Fowl pox

Fowl pox is a viral disease that is often spread by mosquitoes. The infection leads to the formation of wart-like nodules on the non-feathered parts of the head and legs and occasionally ulcerous lesions in the mouth, nose and throat.


A viral infection caused by one of the many avian pox viruses which affect different species of birds. Fowls and turkeys are particularly susceptible to fowl pox virus while pigeons suffer most from pigeon pox virus.


Fowl pox is found in poultry of all ages and breeds throughout the world.


Mosquitoes and other blood-sucking insects.

Life cycle

The incubation period of fowl pox is 4-10 days.
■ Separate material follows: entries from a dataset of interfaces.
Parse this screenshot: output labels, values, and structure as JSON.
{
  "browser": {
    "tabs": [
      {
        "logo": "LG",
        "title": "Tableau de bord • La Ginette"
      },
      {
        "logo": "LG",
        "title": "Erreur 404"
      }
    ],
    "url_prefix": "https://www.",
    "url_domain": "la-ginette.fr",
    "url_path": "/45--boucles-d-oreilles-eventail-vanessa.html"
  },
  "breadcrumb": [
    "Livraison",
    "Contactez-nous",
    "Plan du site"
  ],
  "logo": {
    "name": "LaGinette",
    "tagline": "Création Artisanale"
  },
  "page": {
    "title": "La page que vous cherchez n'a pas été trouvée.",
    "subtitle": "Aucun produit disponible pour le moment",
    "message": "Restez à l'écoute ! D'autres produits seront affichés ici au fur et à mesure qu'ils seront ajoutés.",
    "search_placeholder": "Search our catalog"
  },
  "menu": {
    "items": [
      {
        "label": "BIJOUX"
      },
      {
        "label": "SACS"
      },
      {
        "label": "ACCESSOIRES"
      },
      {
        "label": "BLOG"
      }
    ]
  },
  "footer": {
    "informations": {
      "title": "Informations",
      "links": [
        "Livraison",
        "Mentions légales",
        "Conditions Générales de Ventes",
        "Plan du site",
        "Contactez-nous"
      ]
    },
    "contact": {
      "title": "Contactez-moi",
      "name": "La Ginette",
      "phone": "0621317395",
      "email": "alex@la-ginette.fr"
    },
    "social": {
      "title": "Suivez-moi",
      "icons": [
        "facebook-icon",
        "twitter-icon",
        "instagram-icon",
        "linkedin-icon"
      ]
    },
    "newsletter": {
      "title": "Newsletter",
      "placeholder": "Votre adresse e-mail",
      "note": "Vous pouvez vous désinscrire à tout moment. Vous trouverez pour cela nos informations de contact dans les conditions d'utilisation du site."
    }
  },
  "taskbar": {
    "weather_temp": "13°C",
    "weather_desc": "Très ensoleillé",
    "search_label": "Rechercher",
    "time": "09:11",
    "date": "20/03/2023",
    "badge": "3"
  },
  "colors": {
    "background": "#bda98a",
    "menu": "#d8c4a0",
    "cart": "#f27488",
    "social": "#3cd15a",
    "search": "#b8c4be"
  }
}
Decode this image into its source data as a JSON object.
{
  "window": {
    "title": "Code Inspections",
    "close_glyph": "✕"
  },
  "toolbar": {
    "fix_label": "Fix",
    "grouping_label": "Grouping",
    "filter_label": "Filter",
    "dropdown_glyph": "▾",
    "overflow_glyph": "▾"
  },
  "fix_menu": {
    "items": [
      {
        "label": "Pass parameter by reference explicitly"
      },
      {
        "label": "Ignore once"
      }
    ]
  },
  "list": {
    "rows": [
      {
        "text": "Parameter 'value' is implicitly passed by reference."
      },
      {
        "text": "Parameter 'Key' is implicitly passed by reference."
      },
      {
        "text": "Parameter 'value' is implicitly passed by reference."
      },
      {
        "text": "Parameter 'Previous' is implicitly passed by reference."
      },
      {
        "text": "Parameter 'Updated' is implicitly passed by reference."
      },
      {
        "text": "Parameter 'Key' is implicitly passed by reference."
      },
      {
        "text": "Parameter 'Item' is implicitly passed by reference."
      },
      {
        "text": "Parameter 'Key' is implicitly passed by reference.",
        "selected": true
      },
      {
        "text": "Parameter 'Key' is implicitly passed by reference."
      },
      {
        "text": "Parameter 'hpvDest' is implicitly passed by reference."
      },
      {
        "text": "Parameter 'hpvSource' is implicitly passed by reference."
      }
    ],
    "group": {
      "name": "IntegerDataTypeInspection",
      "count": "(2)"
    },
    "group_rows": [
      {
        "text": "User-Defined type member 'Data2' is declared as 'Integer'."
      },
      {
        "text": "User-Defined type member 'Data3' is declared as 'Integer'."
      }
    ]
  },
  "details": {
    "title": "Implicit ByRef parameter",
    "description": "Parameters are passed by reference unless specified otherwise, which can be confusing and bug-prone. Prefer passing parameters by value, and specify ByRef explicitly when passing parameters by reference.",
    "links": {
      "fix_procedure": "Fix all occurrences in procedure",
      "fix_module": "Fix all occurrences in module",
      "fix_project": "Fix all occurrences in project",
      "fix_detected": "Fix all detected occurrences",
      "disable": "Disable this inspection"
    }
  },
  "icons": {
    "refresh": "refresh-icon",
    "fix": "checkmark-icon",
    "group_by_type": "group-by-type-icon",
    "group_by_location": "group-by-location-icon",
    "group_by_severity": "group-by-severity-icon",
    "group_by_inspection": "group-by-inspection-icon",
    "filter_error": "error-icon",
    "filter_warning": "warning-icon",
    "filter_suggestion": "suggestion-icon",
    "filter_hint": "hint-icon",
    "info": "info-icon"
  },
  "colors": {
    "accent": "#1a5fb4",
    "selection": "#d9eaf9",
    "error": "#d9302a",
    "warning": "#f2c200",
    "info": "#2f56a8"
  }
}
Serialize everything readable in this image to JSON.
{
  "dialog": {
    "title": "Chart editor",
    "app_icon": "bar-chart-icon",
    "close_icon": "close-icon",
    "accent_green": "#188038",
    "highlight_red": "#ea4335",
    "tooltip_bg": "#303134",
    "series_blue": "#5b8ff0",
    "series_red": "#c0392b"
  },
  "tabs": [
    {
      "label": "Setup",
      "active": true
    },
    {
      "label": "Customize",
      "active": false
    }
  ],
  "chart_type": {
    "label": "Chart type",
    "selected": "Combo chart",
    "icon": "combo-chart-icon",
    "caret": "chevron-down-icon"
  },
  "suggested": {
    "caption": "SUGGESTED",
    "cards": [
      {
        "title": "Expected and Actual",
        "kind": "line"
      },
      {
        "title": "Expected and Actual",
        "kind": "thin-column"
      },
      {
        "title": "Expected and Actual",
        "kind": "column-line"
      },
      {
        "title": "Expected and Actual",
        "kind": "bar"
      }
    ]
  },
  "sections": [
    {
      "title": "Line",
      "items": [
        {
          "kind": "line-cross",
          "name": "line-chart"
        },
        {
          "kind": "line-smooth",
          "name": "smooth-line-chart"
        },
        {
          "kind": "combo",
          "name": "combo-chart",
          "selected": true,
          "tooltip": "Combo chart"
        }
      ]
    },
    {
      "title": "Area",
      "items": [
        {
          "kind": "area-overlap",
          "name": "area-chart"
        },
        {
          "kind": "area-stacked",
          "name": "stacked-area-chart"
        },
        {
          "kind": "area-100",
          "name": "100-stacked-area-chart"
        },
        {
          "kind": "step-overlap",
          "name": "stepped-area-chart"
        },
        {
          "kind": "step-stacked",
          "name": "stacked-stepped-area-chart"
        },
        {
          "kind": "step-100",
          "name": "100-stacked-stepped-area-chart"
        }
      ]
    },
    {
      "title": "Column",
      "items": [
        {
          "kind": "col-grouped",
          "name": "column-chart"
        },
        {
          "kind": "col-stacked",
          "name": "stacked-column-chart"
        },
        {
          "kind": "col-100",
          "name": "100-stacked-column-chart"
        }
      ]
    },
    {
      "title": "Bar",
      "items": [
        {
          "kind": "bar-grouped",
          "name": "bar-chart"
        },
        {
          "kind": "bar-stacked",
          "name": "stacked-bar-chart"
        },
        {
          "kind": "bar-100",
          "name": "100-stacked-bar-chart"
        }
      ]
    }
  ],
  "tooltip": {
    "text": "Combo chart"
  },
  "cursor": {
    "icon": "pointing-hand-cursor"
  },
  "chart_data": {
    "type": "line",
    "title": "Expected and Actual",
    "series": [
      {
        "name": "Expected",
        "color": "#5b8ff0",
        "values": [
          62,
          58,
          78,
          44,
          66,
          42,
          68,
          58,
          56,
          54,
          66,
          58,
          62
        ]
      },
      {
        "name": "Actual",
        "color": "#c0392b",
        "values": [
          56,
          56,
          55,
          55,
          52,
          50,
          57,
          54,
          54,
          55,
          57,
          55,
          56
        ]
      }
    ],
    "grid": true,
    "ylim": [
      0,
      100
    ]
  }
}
Nodules appear 5-8 days after infection, and scabs clear in 3-4 weeks in simple cases.

Affected animals

  • fowls
  • turkeys
  • chickens
  • pigeons

Clinical signs

There are 2 types of fowl pox - wet pox and dry pox. In all outbreaks, wart-like lumps are visible on many birds, which is a reliable guide to diagnosis.

Dry pox

Dry pox is the most common and develops as wart-like eruptions. Fleshy pale lumps form yellow pimples that may enlarge and run together to form masses of yellow crusts. These scabs darken and fall off in about a week. They occur mainly on the comb, wattle and face but can occur on other parts of the body.

Wet pox

Wet pox forms as ulcerous cheesy masses in the mouth, nose and sometimes throat areas, which can interfere with eating and breathing. Birds with wet pox can appear unwell and in some cases may die.


Mortality is usually low in affected flocks. Reduced egg production and poor weight gains are the greatest impacts.

How it is spread

The virus can be carried and spread by intermediate hosts and also by direct contact with the infectious wounds. Birds in overcrowded conditions have an increased risk of injury, and may result in fighting and pecking. The virus cannot enter intact skin but can survive for a long time in infected material, such as scabs and litter.

The virus can remain in the environment for months, particularly in dry and shaded areas.

Risk period

Fowl pox is more common in the summer and autumn months when mosquitoes are more active.


Prevention and treatment

Prevention of fowl pox is through a combination of vaccination and reducing exposure to mosquitoes, which can be done by screening sheds and removing mosquito habitats.

Treatment of this disease is of little value as lesions normally heal within 4 weeks. In severe cases, it may be necessary to remove scabs and treat with antiseptics. Consult a veterinarian for treatment advice.


The aim of vaccination is to give birds a mild amount of pox so that, after recovering, they are immune to reinfection. Protection becomes effective 2-3 weeks after vaccination.

For best protection, the vaccine should be given twice, once at 1-2 weeks of age and then a second dose at 12-14 weeks old. Yearly boosters may also be useful.

Only healthy, well-nourished birds should be vaccinated. When vaccinating young chicks, husbandry must be excellent or the chicks may suffer severe reactions.